Content starts

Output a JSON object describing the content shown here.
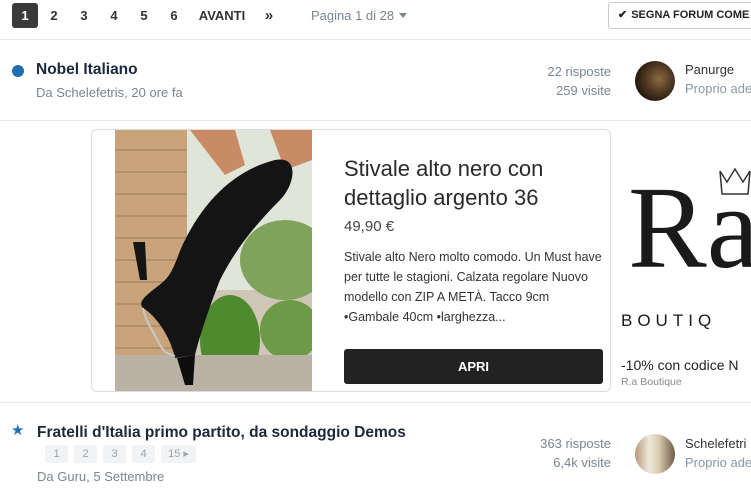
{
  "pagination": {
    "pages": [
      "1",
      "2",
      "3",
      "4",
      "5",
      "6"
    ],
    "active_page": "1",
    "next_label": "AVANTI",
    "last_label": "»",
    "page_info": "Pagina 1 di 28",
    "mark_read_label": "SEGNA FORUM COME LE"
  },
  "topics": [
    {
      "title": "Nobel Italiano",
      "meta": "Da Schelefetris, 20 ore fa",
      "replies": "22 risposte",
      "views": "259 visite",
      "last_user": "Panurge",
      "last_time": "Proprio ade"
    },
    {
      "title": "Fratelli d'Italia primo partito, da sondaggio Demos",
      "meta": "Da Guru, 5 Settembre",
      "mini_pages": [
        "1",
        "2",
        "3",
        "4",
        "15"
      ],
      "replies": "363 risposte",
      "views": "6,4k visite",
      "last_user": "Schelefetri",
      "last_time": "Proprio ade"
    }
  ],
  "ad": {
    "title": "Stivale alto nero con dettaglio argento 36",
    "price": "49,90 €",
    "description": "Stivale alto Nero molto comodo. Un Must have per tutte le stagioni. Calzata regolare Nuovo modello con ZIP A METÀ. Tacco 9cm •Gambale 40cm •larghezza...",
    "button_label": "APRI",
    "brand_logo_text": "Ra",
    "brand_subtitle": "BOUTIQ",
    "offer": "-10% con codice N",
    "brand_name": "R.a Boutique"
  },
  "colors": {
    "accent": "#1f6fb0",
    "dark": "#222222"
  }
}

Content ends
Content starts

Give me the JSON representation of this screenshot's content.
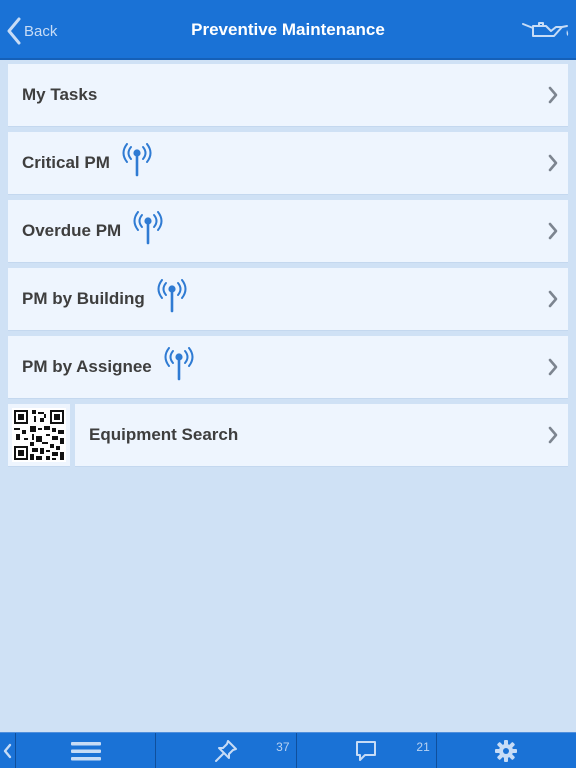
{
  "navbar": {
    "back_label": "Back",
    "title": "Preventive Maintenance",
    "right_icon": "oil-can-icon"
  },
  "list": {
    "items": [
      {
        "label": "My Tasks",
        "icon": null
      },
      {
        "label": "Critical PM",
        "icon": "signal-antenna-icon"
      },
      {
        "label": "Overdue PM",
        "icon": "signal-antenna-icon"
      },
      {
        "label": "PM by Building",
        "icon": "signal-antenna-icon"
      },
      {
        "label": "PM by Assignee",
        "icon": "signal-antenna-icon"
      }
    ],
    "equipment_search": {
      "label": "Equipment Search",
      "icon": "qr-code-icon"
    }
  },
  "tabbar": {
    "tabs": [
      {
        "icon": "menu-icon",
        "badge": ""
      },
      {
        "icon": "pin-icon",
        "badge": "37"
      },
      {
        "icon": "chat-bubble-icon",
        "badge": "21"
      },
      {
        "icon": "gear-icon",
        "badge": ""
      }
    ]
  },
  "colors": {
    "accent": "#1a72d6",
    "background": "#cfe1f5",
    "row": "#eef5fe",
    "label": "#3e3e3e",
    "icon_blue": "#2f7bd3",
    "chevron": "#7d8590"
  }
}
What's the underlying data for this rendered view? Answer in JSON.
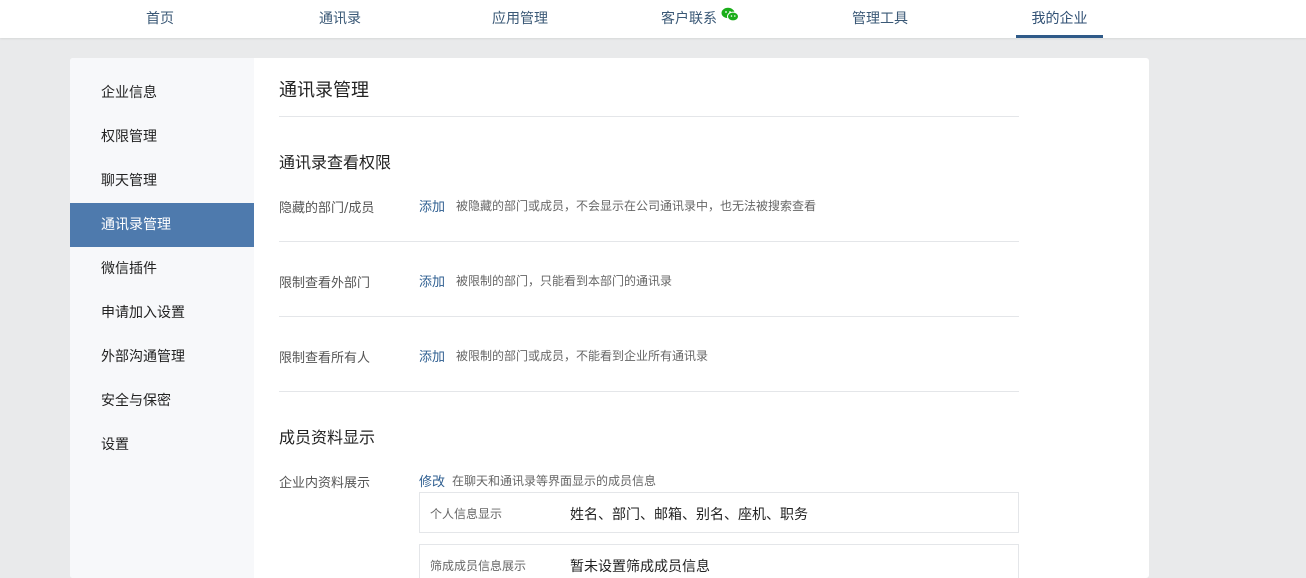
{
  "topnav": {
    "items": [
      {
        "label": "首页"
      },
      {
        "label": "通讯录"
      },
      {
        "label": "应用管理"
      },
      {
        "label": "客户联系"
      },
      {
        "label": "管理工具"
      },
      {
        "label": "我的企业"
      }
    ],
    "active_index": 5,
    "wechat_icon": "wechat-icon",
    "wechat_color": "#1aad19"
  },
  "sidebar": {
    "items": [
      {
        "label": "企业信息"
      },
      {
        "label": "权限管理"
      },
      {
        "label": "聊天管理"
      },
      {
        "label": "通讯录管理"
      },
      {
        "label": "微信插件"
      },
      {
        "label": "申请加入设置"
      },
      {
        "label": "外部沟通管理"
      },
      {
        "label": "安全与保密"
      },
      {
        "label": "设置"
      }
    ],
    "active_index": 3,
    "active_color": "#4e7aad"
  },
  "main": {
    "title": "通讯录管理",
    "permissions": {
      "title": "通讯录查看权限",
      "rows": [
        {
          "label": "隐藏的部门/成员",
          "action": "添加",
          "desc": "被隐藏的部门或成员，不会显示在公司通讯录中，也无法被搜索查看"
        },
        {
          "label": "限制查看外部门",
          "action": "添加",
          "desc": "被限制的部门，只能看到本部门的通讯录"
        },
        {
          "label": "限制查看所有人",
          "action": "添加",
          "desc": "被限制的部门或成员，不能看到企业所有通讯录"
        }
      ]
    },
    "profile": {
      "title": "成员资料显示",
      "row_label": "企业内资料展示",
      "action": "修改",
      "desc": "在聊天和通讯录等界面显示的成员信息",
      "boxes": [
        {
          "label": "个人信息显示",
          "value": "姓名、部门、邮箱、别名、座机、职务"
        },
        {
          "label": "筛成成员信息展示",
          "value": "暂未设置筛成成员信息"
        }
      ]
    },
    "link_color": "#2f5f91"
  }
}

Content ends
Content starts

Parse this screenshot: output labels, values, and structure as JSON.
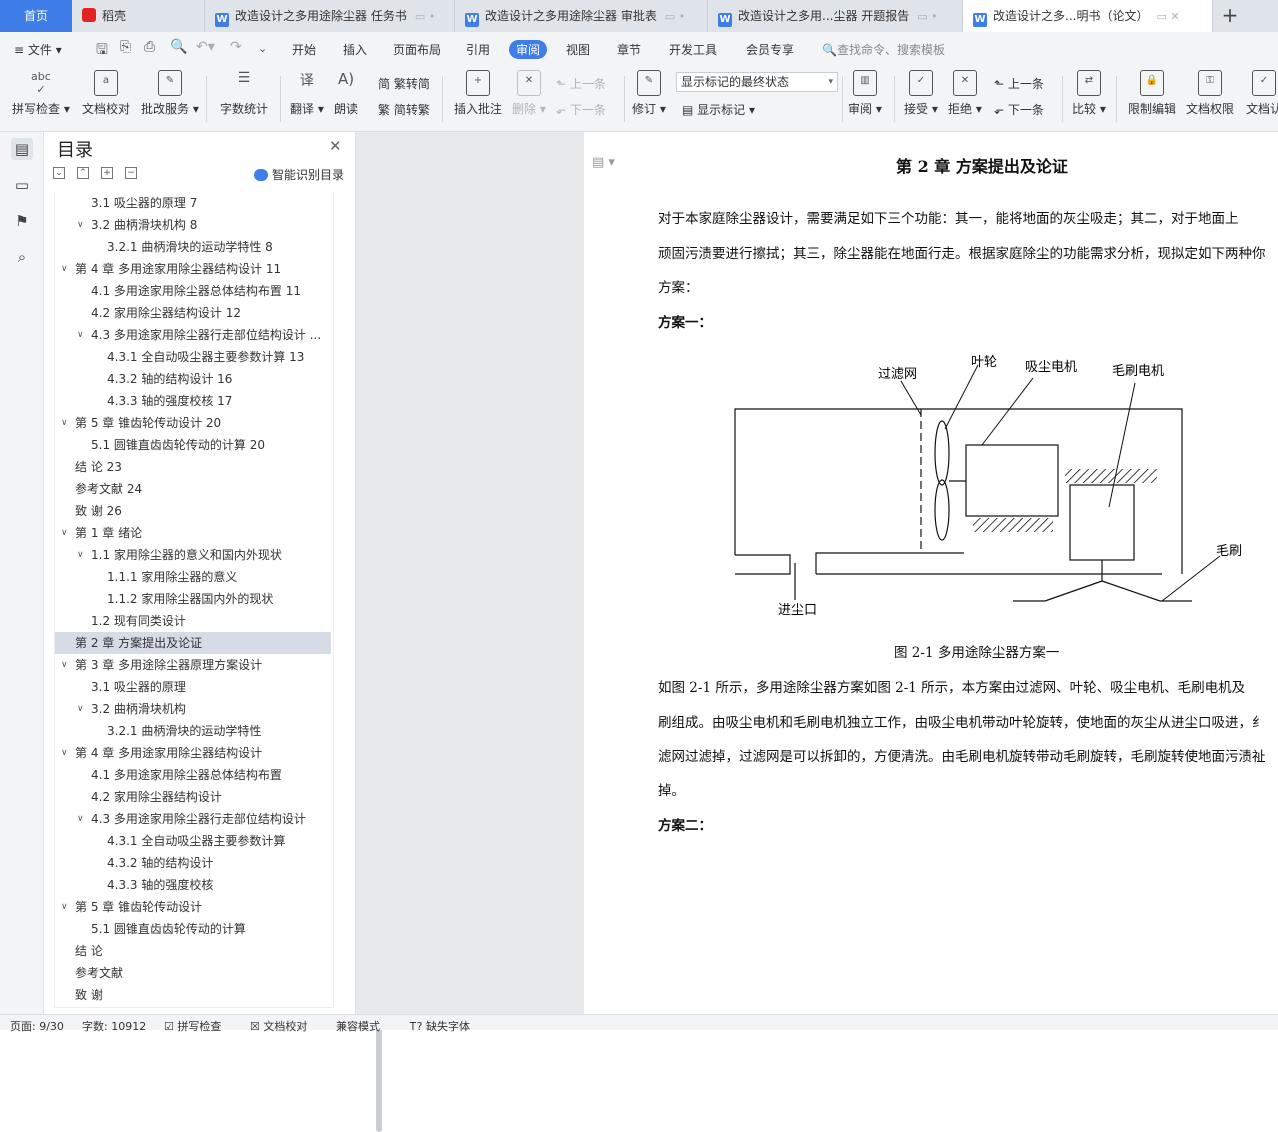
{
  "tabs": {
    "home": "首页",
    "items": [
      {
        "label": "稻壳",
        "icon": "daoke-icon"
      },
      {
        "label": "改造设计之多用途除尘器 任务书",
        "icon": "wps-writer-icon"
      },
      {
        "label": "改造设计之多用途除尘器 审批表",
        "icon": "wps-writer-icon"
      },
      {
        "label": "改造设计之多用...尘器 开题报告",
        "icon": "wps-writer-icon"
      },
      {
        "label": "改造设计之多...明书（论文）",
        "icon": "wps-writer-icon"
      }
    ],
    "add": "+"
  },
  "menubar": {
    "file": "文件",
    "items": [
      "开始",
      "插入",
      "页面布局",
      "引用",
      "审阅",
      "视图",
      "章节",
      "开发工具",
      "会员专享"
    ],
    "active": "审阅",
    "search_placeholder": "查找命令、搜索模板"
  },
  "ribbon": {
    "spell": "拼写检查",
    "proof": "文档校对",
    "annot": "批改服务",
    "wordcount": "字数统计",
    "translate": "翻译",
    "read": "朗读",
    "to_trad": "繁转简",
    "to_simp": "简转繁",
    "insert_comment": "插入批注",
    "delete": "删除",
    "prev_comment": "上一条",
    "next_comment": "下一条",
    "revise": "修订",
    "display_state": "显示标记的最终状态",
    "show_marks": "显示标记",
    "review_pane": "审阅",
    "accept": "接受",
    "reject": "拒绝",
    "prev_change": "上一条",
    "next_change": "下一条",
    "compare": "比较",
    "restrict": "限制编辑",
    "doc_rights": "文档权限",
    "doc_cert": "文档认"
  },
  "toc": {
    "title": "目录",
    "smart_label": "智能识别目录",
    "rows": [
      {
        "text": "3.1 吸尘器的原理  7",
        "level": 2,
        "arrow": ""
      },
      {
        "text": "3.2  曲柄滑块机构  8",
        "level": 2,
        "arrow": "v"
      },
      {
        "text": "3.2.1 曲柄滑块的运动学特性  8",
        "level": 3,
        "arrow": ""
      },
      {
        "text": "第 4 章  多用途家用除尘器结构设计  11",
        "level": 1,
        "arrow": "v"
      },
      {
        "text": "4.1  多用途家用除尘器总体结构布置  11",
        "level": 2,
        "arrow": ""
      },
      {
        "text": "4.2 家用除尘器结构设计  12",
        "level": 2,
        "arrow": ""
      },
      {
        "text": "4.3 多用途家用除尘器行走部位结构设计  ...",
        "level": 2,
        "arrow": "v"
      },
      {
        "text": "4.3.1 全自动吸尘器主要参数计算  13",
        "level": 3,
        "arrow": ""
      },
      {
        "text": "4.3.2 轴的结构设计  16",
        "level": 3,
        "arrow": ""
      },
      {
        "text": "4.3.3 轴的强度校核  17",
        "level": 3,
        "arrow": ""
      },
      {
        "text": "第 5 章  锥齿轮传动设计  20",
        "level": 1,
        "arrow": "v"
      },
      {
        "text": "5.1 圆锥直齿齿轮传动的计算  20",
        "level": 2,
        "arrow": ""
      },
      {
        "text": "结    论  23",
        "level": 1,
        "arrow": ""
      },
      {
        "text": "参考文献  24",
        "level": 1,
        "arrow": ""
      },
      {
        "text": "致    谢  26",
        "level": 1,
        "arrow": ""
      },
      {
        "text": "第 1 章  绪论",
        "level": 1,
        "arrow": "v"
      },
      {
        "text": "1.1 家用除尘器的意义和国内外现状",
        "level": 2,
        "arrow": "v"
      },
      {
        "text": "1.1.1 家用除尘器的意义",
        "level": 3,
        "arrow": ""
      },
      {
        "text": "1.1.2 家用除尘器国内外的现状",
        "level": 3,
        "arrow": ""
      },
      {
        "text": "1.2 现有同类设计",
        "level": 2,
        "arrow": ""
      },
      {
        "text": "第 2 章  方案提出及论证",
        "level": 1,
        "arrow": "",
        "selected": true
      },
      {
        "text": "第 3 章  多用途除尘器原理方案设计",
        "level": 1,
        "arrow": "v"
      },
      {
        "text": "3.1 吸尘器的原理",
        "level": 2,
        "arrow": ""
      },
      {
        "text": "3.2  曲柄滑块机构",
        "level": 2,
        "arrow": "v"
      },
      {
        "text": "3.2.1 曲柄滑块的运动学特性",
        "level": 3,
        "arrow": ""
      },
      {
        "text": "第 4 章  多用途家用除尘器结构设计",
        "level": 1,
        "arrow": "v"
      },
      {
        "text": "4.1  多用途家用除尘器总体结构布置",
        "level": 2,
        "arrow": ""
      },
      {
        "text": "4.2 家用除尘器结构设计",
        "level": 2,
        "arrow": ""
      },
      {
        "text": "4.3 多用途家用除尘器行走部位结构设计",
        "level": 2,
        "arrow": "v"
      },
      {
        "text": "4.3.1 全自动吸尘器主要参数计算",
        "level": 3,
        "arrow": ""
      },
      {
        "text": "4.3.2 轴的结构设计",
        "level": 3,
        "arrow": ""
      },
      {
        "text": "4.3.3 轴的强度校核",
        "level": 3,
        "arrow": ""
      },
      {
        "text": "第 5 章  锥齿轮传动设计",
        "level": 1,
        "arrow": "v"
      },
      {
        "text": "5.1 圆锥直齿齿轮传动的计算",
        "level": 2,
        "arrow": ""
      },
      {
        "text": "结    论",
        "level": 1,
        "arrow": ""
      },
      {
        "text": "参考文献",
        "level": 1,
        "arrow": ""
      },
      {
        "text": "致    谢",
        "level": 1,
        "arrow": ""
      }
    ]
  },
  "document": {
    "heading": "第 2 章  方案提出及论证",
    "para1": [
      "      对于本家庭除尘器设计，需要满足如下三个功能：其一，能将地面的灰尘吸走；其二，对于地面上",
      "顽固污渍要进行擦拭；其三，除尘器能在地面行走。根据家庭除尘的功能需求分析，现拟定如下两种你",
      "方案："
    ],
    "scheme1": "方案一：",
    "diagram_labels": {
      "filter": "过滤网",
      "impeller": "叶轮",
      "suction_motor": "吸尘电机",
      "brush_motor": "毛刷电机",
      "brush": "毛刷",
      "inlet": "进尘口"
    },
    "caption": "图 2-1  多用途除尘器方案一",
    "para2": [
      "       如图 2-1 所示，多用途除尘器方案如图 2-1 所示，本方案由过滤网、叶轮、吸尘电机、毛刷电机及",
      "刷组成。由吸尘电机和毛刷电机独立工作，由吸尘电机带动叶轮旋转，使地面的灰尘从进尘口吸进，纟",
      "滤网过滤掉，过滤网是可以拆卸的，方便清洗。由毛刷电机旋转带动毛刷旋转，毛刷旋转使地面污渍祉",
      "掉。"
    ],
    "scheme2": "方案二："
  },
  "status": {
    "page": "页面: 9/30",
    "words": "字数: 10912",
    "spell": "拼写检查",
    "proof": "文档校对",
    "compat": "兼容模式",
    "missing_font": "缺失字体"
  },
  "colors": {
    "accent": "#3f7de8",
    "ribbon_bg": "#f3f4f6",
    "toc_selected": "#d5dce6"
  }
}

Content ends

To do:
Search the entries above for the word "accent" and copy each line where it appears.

Response for this exercise:
    "accent": "#1f6fb0",
    "accent": "#1a72d6",
    "accent": "#3f7de8",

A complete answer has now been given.